» **Listed records**:
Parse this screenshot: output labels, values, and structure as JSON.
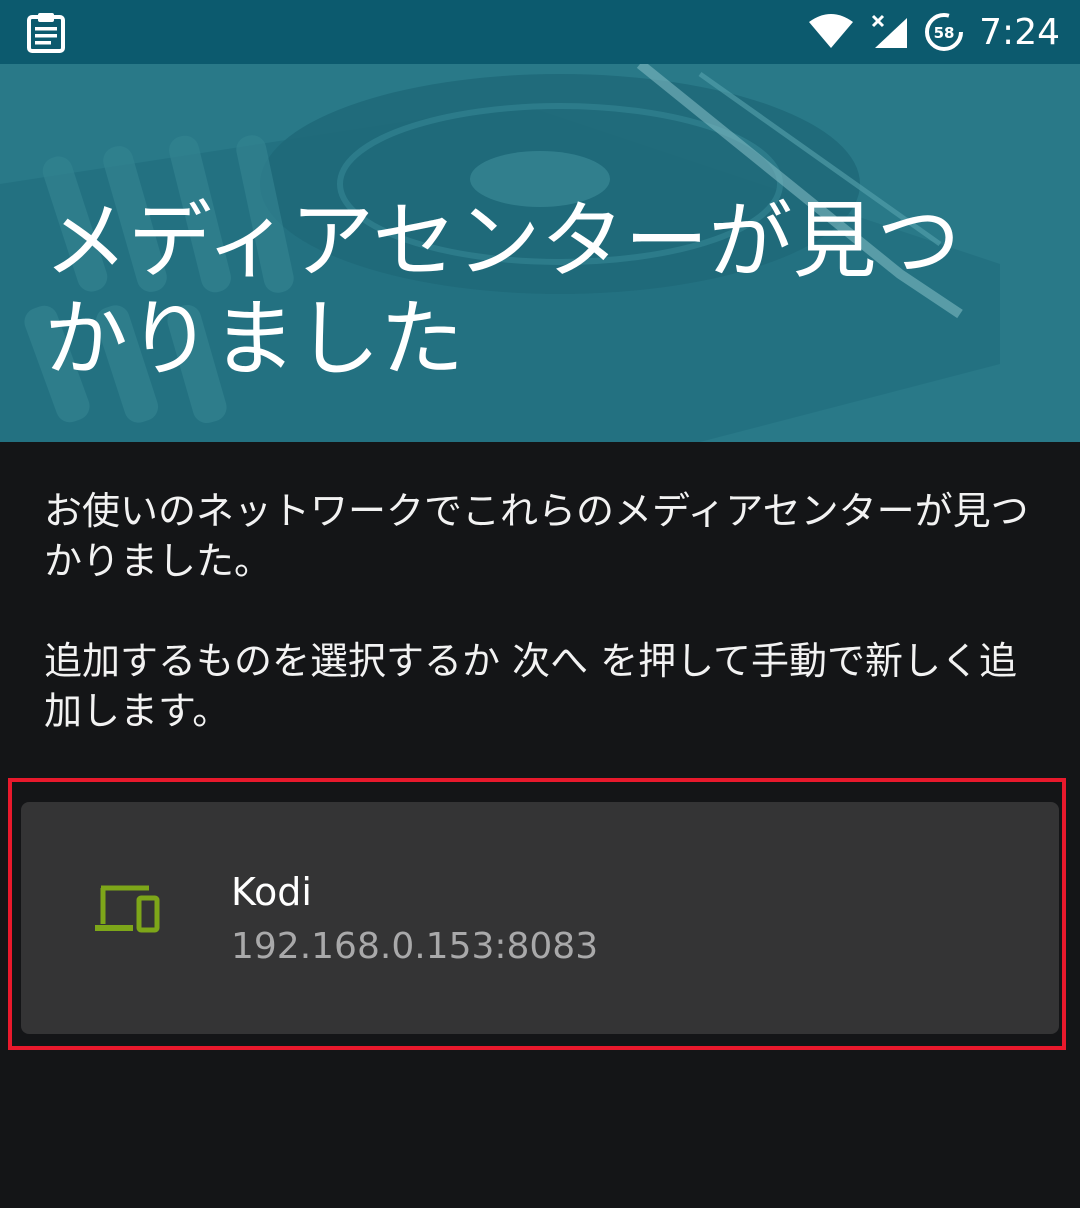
{
  "status_bar": {
    "time": "7:24",
    "battery_level": "58",
    "icons": [
      "clipboard-icon",
      "wifi-icon",
      "cellular-no-signal-icon",
      "battery-saver-icon"
    ]
  },
  "header": {
    "title": "メディアセンターが見つかりました"
  },
  "body": {
    "description_1": "お使いのネットワークでこれらのメディアセンターが見つかりました。",
    "description_2": "追加するものを選択するか 次へ を押して手動で新しく追加します。"
  },
  "servers": [
    {
      "name": "Kodi",
      "address": "192.168.0.153:8083",
      "icon": "devices-icon"
    }
  ],
  "colors": {
    "status_bar": "#0c5a6e",
    "header_tint": "#2c7b8a",
    "background": "#141517",
    "card": "#343435",
    "accent_icon": "#7da619",
    "highlight": "#e8192c"
  }
}
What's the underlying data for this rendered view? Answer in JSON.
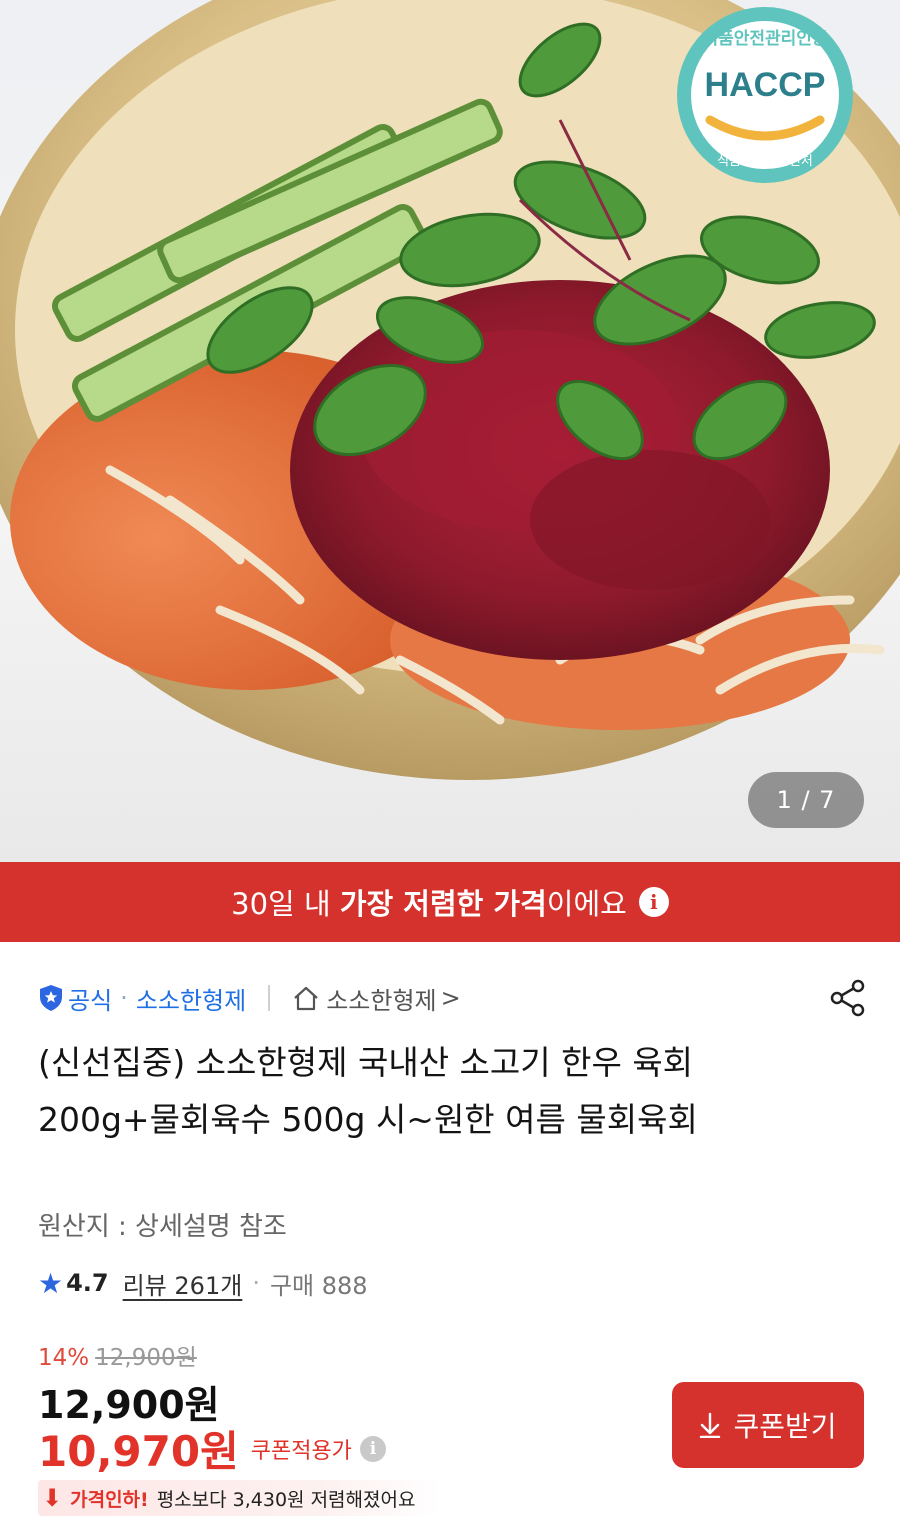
{
  "hero": {
    "slide_counter": "1 / 7",
    "badge": {
      "top_text": "식품안전관리인증",
      "main_text": "HACCP",
      "bottom_text": "식품의약품안전처"
    }
  },
  "banner": {
    "text_prefix": "30일 내 ",
    "text_strong": "가장 저렴한 가격",
    "text_suffix": "이에요",
    "info_icon": "i"
  },
  "store": {
    "official_label": "공식",
    "dot": "·",
    "store_name": "소소한형제",
    "home_store_name": "소소한형제",
    "chevron": ">"
  },
  "product": {
    "title": "(신선집중) 소소한형제 국내산 소고기 한우 육회 200g+물회육수 500g 시~원한 여름 물회육회",
    "origin": "원산지 : 상세설명 참조"
  },
  "rating": {
    "score": "4.7",
    "reviews": "리뷰 261개",
    "sep": "·",
    "purchase": "구매 888"
  },
  "price": {
    "discount_pct": "14%",
    "original": "12,900원",
    "sale": "12,900원",
    "coupon_price": "10,970원",
    "coupon_label": "쿠폰적용가",
    "drop_strong": "가격인하!",
    "drop_text": "평소보다 3,430원 저렴해졌어요"
  },
  "coupon_button": {
    "label": "쿠폰받기"
  },
  "colors": {
    "brand_red": "#d6322d",
    "link_blue": "#1f6fe5",
    "badge_teal": "#5fc4bd"
  }
}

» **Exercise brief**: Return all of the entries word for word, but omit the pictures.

» **Result of the exercise**:
Parse this screenshot: output labels, values, and structure as JSON.
{
  "status_bar": {
    "time": "7:24",
    "battery_level": "58",
    "icons": [
      "clipboard-icon",
      "wifi-icon",
      "cellular-no-signal-icon",
      "battery-saver-icon"
    ]
  },
  "header": {
    "title": "メディアセンターが見つかりました"
  },
  "body": {
    "description_1": "お使いのネットワークでこれらのメディアセンターが見つかりました。",
    "description_2": "追加するものを選択するか 次へ を押して手動で新しく追加します。"
  },
  "servers": [
    {
      "name": "Kodi",
      "address": "192.168.0.153:8083",
      "icon": "devices-icon"
    }
  ],
  "colors": {
    "status_bar": "#0c5a6e",
    "header_tint": "#2c7b8a",
    "background": "#141517",
    "card": "#343435",
    "accent_icon": "#7da619",
    "highlight": "#e8192c"
  }
}
What's the underlying data for this rendered view? Answer in JSON.
{
  "hero": {
    "slide_counter": "1 / 7",
    "badge": {
      "top_text": "식품안전관리인증",
      "main_text": "HACCP",
      "bottom_text": "식품의약품안전처"
    }
  },
  "banner": {
    "text_prefix": "30일 내 ",
    "text_strong": "가장 저렴한 가격",
    "text_suffix": "이에요",
    "info_icon": "i"
  },
  "store": {
    "official_label": "공식",
    "dot": "·",
    "store_name": "소소한형제",
    "home_store_name": "소소한형제",
    "chevron": ">"
  },
  "product": {
    "title": "(신선집중) 소소한형제 국내산 소고기 한우 육회 200g+물회육수 500g 시~원한 여름 물회육회",
    "origin": "원산지 : 상세설명 참조"
  },
  "rating": {
    "score": "4.7",
    "reviews": "리뷰 261개",
    "sep": "·",
    "purchase": "구매 888"
  },
  "price": {
    "discount_pct": "14%",
    "original": "12,900원",
    "sale": "12,900원",
    "coupon_price": "10,970원",
    "coupon_label": "쿠폰적용가",
    "drop_strong": "가격인하!",
    "drop_text": "평소보다 3,430원 저렴해졌어요"
  },
  "coupon_button": {
    "label": "쿠폰받기"
  },
  "colors": {
    "brand_red": "#d6322d",
    "link_blue": "#1f6fe5",
    "badge_teal": "#5fc4bd"
  }
}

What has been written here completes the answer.